MATERIAL FOR THIS EXERCISE ::
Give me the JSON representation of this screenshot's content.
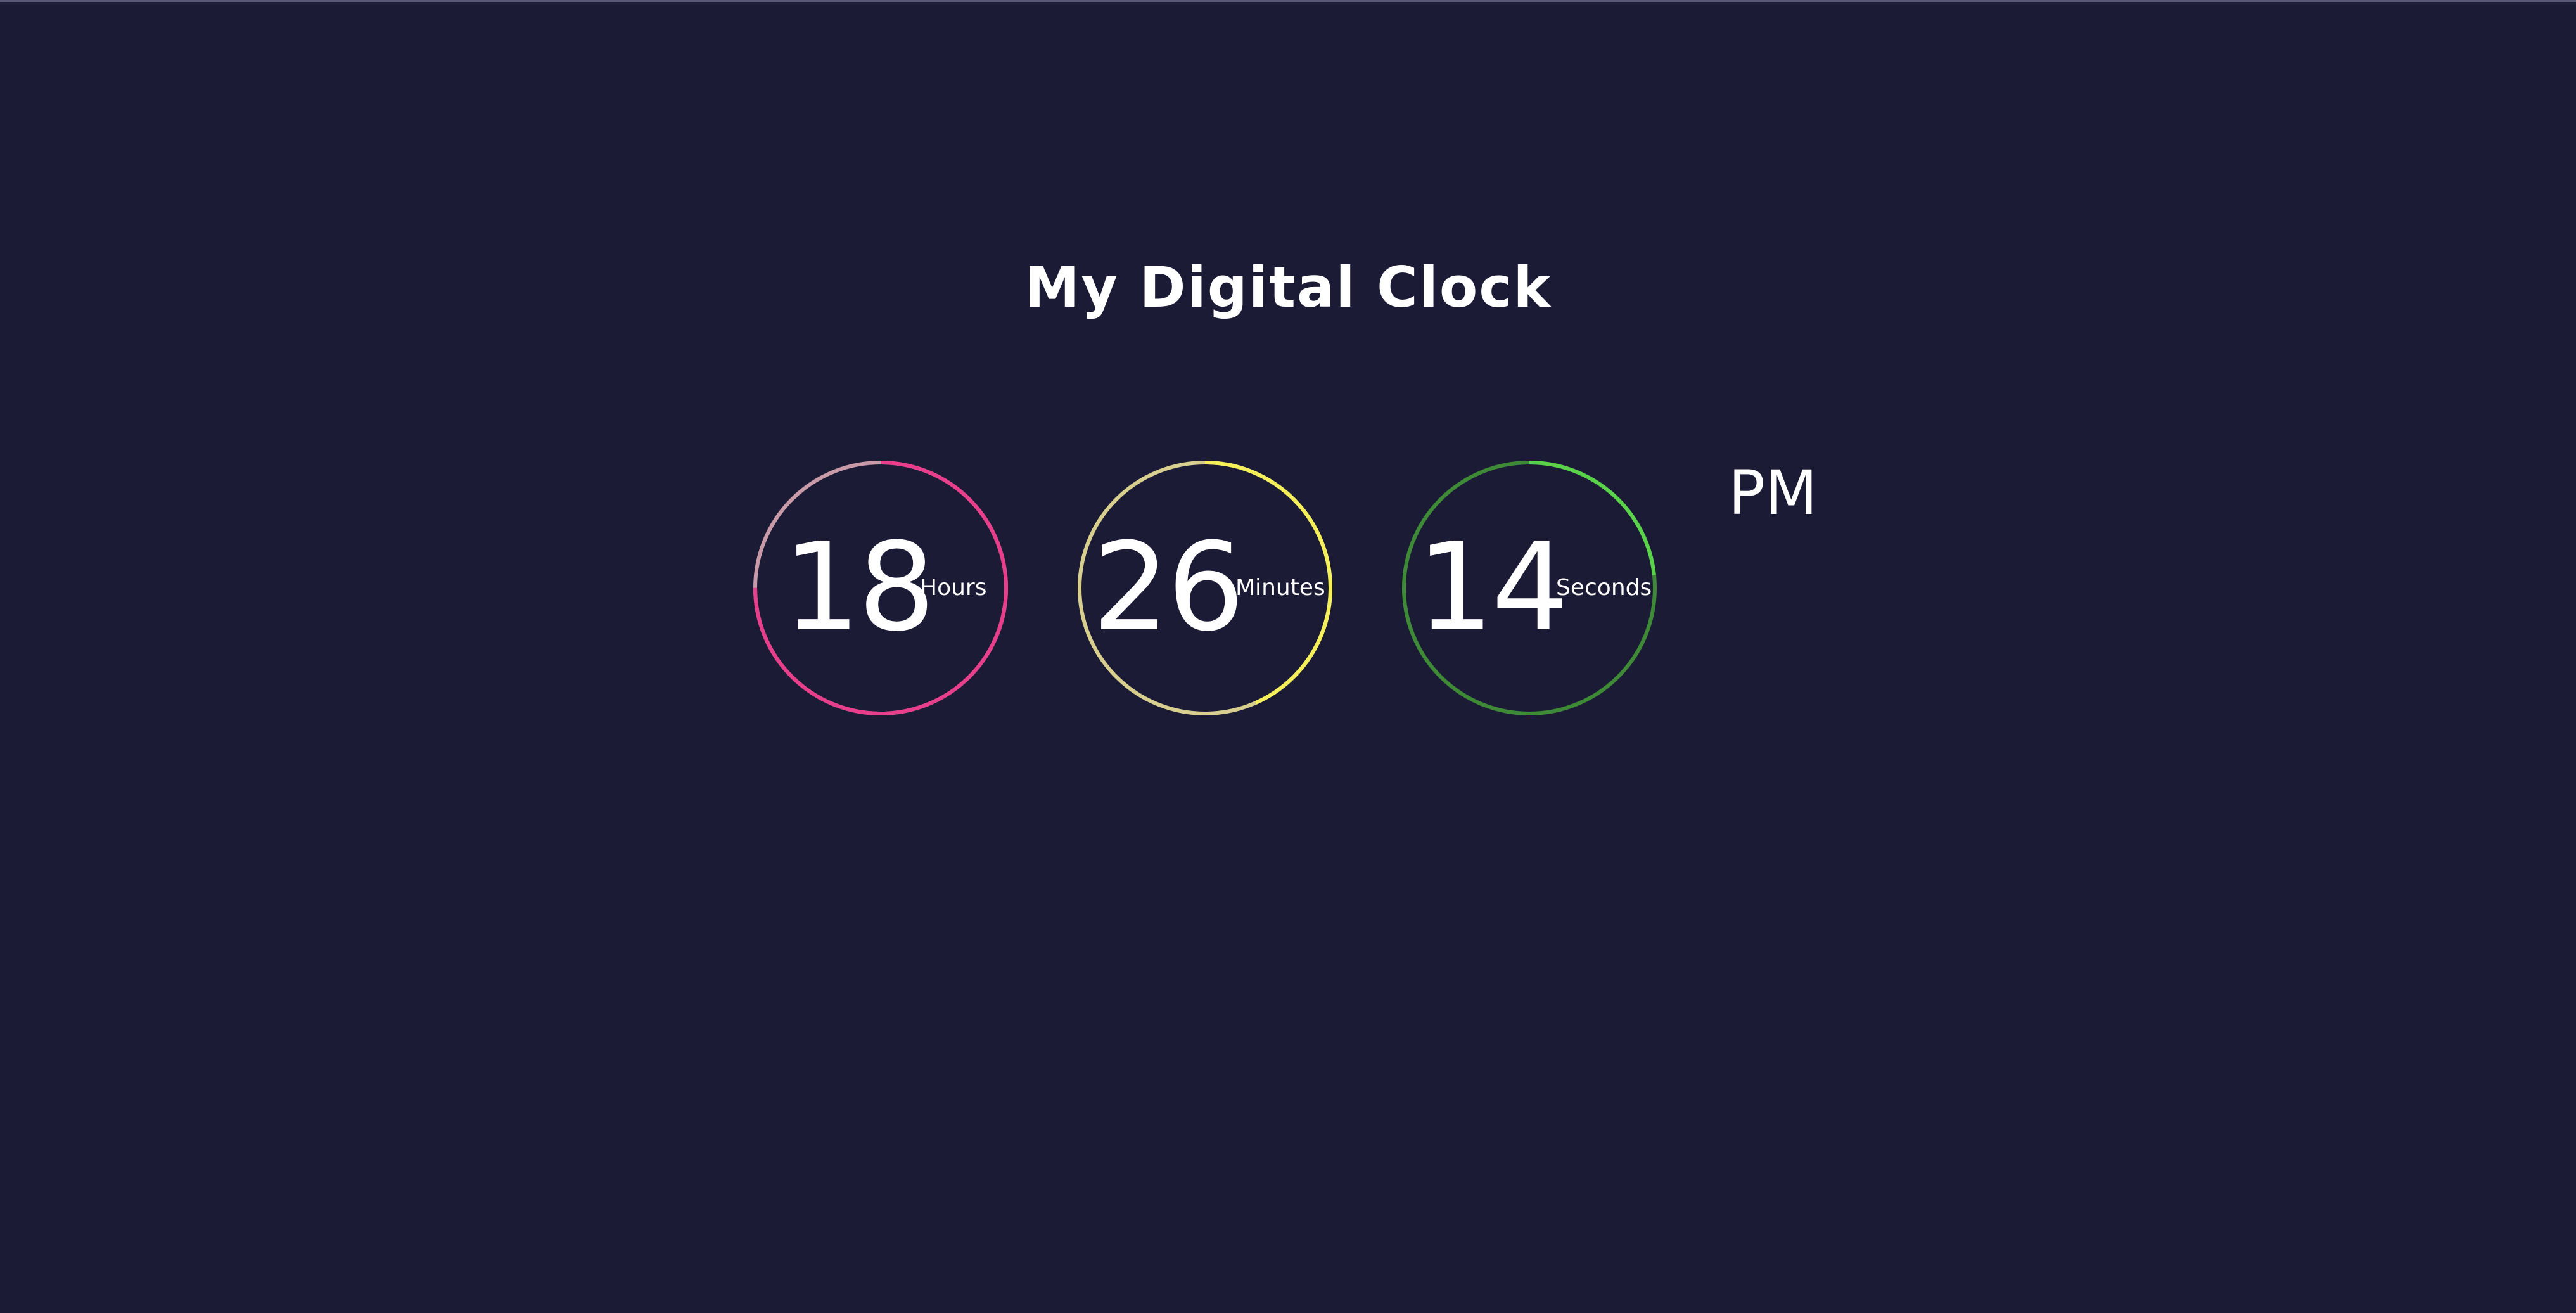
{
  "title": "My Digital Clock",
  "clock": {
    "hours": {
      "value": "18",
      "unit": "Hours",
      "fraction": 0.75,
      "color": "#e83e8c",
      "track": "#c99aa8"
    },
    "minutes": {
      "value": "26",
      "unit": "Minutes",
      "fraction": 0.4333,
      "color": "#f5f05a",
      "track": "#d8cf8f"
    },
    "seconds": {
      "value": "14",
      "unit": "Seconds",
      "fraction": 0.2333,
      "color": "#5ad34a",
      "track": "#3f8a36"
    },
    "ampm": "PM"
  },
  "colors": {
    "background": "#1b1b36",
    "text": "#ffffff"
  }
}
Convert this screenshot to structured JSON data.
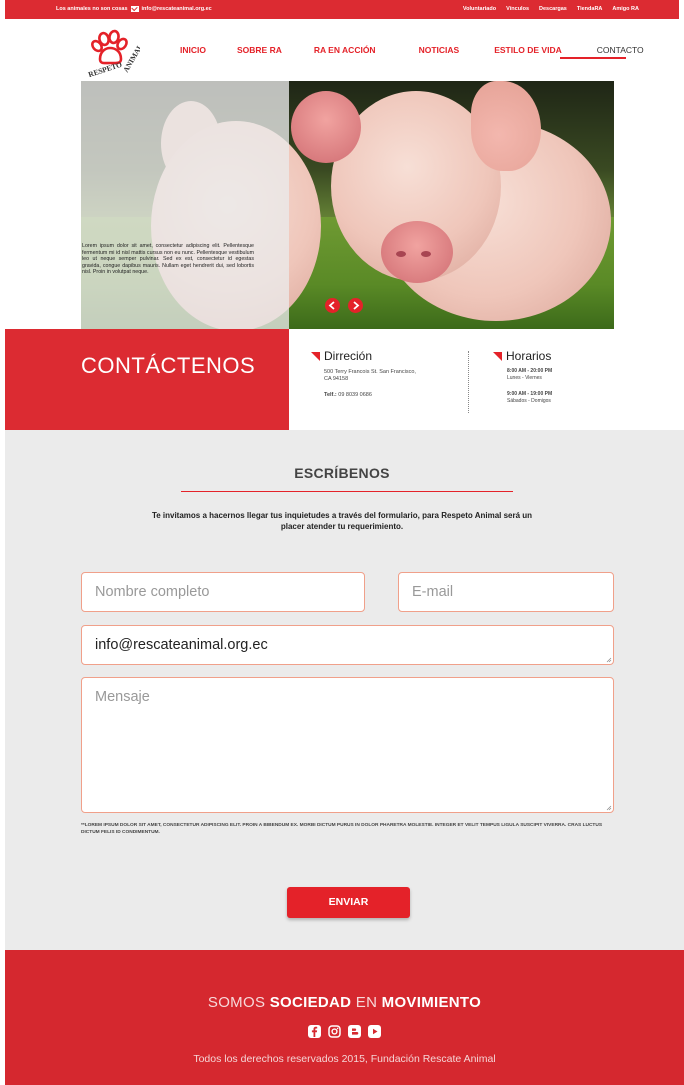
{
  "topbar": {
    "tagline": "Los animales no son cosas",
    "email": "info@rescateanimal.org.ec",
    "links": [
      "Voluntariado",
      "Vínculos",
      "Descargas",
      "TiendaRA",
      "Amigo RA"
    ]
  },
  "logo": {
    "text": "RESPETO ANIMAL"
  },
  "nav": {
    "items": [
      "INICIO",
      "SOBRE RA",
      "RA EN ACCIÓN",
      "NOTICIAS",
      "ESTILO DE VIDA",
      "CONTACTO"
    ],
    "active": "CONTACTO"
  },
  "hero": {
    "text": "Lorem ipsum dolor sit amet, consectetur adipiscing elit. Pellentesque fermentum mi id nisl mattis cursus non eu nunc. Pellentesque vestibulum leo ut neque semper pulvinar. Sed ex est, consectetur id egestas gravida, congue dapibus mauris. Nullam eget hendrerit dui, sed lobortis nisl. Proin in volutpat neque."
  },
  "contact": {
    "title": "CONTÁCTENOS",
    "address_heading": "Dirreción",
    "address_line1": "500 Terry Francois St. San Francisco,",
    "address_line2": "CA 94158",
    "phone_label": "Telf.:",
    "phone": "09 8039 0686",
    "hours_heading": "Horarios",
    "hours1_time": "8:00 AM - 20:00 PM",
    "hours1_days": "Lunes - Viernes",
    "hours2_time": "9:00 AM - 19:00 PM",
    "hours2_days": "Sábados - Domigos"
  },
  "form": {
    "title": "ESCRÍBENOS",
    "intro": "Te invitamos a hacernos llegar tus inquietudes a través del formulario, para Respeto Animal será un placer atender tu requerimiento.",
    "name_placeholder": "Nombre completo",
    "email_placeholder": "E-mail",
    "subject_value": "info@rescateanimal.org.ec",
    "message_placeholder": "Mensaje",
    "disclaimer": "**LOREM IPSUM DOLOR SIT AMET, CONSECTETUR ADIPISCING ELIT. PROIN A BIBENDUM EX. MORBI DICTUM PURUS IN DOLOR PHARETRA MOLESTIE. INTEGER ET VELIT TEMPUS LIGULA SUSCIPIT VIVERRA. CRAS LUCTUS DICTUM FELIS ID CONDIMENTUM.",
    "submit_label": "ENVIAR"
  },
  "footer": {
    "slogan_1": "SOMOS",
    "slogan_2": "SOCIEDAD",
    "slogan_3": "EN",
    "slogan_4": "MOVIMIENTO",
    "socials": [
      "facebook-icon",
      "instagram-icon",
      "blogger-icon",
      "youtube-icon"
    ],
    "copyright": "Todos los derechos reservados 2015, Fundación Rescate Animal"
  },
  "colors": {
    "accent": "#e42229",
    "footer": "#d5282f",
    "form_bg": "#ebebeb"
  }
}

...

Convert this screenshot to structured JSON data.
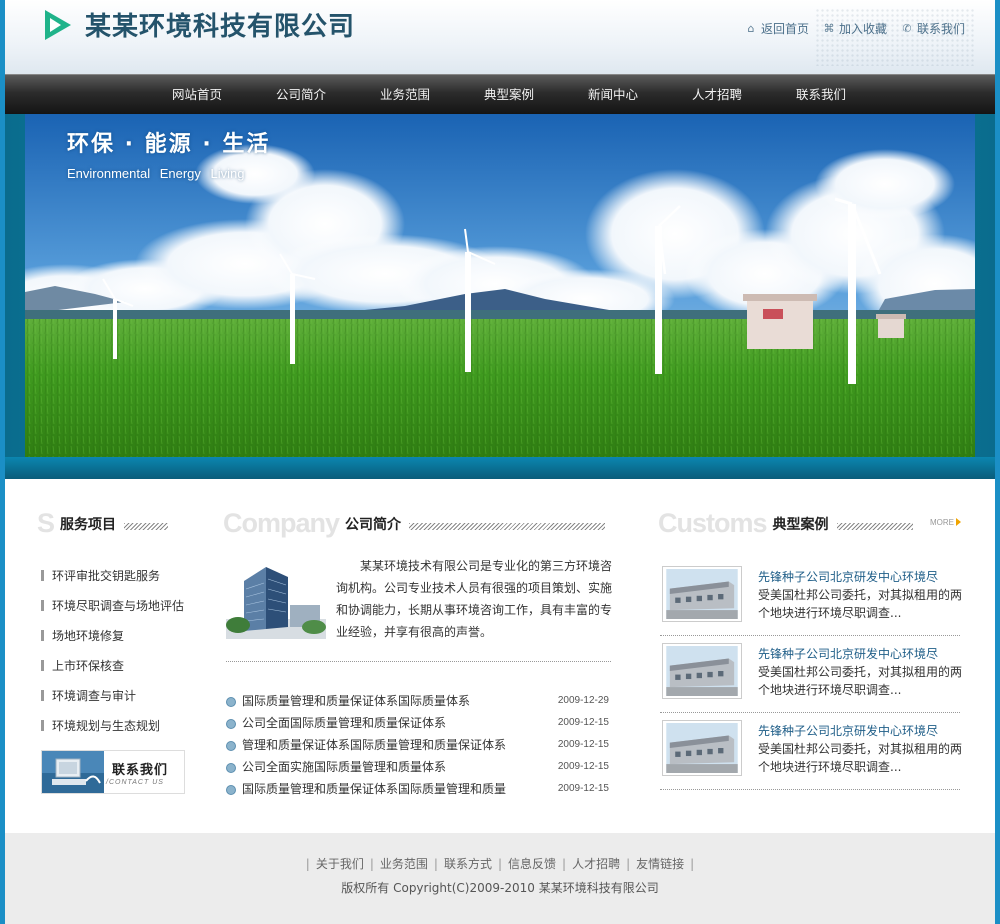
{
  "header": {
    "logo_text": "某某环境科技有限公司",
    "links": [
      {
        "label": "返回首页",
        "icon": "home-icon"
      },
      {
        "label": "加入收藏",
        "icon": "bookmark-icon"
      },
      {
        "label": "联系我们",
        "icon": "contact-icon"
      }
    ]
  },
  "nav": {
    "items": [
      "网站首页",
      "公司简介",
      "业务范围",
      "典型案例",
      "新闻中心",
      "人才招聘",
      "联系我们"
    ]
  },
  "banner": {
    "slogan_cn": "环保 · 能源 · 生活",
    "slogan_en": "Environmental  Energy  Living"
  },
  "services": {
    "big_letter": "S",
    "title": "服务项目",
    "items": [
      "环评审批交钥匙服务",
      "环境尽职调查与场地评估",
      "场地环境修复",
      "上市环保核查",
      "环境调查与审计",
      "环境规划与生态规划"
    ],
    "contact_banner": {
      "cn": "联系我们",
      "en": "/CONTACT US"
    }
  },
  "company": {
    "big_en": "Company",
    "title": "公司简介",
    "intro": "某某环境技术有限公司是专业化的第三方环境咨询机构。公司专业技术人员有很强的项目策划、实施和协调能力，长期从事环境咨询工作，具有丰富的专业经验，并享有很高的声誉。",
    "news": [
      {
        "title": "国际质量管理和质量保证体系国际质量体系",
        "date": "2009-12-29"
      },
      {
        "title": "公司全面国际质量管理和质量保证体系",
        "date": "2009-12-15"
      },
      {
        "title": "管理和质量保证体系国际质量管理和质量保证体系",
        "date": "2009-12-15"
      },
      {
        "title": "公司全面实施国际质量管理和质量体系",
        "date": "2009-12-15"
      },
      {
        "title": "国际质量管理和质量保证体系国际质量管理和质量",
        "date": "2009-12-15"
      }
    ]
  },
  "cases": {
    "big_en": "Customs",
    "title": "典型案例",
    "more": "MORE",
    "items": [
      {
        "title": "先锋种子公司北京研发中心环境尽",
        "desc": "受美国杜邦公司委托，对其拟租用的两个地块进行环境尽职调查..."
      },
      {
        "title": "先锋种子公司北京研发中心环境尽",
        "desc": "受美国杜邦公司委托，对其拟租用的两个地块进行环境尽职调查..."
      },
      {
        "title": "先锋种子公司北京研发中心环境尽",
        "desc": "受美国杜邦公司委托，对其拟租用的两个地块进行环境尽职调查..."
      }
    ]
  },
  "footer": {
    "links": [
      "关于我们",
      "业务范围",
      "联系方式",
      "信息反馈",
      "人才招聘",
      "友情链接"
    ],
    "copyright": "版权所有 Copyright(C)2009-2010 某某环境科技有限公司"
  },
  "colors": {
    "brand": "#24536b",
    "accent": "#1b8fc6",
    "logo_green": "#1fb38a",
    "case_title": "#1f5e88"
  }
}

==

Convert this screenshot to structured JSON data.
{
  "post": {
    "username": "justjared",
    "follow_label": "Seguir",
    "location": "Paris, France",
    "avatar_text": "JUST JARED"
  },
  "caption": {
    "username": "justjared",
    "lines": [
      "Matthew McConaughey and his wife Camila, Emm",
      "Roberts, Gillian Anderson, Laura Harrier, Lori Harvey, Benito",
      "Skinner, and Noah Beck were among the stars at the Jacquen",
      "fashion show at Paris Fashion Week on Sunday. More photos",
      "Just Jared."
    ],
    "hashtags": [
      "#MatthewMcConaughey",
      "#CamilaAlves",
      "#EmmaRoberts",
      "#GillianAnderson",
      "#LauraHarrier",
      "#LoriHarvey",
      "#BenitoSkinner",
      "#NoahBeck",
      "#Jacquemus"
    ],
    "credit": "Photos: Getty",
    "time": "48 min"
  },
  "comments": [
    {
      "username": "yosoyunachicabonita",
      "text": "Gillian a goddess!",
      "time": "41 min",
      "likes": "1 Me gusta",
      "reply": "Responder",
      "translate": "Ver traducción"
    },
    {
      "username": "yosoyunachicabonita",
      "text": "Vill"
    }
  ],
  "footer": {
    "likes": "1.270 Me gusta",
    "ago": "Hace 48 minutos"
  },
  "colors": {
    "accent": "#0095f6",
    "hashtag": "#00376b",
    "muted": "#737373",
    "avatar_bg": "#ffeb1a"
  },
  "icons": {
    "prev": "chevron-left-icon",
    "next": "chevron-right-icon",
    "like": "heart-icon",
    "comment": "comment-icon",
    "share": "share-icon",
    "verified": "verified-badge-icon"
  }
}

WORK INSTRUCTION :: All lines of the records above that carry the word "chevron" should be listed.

EXERCISE OUTPUT ::
    "prev": "chevron-left-icon",
    "next": "chevron-right-icon",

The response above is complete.